- Agneta Richter Dahlfors – The patho-physiology of the bacterial infection
- Birgitta Henriques-Normark – Immunomodulation of host-microbe interactions
Clinical research projects aimed at making better use of the national quality registers are assigned 20 million per year over five years (2011-2016)
- Johan Askling – Quality registries for prediction of inflammatory diseases
- Pär Sparén – Registry-based optimization of the prevention of cervix cancer
Predictive models and Biomarkers

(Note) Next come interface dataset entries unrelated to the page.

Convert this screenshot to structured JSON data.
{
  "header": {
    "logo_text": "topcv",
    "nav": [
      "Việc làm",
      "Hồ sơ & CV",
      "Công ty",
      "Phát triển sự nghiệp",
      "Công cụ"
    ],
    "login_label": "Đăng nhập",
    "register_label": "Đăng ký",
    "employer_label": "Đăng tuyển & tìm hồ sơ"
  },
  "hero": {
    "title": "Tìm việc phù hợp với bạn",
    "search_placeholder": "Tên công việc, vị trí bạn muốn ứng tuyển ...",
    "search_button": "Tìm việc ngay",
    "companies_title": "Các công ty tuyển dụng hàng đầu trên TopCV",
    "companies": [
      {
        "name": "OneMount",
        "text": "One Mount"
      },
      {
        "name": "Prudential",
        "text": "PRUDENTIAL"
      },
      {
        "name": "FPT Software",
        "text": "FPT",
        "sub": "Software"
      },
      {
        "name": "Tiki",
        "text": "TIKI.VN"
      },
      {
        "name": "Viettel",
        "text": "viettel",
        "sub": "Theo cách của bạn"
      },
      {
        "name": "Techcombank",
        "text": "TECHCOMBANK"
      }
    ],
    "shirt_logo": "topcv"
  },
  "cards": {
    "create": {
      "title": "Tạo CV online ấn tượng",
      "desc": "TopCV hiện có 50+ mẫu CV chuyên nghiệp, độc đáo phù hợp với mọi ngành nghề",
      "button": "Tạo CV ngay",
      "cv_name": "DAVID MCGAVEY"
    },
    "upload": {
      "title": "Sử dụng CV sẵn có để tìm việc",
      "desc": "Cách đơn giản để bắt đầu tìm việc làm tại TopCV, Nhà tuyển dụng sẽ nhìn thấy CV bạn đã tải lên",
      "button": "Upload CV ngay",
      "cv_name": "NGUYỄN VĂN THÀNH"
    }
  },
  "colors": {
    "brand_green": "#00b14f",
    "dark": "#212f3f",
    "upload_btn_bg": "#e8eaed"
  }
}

The framework grants within the area of predictive models and biomarkers are SEK 20-35 million each for a period of six years (2010-2015).
- Elias Arnér – Sel-tagged proteins as new biomarkers in PET imaging
- Lars Klareskog – Predictive models in inflammatory diseases
- Thomas Perlmann – Parkinson-models for translational research
- Camilla Svensson – Chronic pain; from testtube to patient
The framework grants within the area of epigenetics are SEK 20 million each for a period of five years (2010-2015).
- Herwig Schuler – Chemical tools for studying epigenetic signaling
- Juha Kere – Epigenetic mechanisms in asthma and allergy
The framework grants within the area of innate immunity are SEK 20 million each for a period of five years (2010-2015).
- Birgitta Agerberth – Induction of endogenous antibiotic in treatment of infection
Future research leaders
The aim of this programme is to support and promote young scientists who have the potential and the ambition to become future leaders of academic and/or industrial research in Sweden. The funding is 10 to 12 million SEK for five years.
KI researchers who have received funding 2016-2021
- Niklas Björkström – Immune cells in tissue during chronic liver disease in human
- Jenny Mjösberg – Intestinal lymphocytes; functional dynamics in inflammation
- Katja Petzold – How microRNA regulates an organism based on structure
KI researchers who have received funding for 2013-2018
- Fanie Barnabé-Heider – Stem cells of the bone marrow, from development to injury and cancer
- Yenan Bryceson – Epigenetic regulation of cytotoxic functions in the lymphocytes
- Björn Högberg – Molecular DNA-tools for neuroscience and cancer biology
- Maria Kasper – Stem cells of the skin, role in wound healing and influence on skin cancer.
- Konstantinos Meletis – Optogenetic characterization of the limbic network
- Robert Månsson – Effect and function of distal gene-regulatory elements
- Roland Nilsson – New techniques for mapping the metabolism of the cell
KI researchers who have received funding for 2012-2016
- Ernest Arenas – Drug discovery and regeneration for Parkinson's disease
- Johan Ericson – Inductive mechanisms in neural stem cells
- Juleen Zierath – Molecular mechanisms in type-2 diabetes
KI researchers who have received funding for 2011-2015
- Tobias Larsson – Preparation of new treatments for cardio renal disease
- Arne Lindqvist – The dynamics during recovery from DNA damage
- Anders Nordström – Kinetic metabolomics: in the early phase of development of drugs
- Rickard Sandberg – The anatomy of a programme for gene expression
- Camilla Svensson – Arthritis and chronic pain: new models and points of attack
Other grants from SSF
- Per-Olof Berggren – In vivo screening of aptamers for the treatment of Diabetes. Scientific collaboration with Korea 2015-2017.
- Anna Falk – The role of neural stem cells in psychiatric disease. Individual grant for gender equality 2014-2019.
- Johan Raud – Development of a new asthma drug. Strategic mobility grant 2014-2016.
- Dan Grandér – Autophagy in cancer therapy. Industrial doctoral student in collaboration with Sprint Bioscience AB 2016-2021.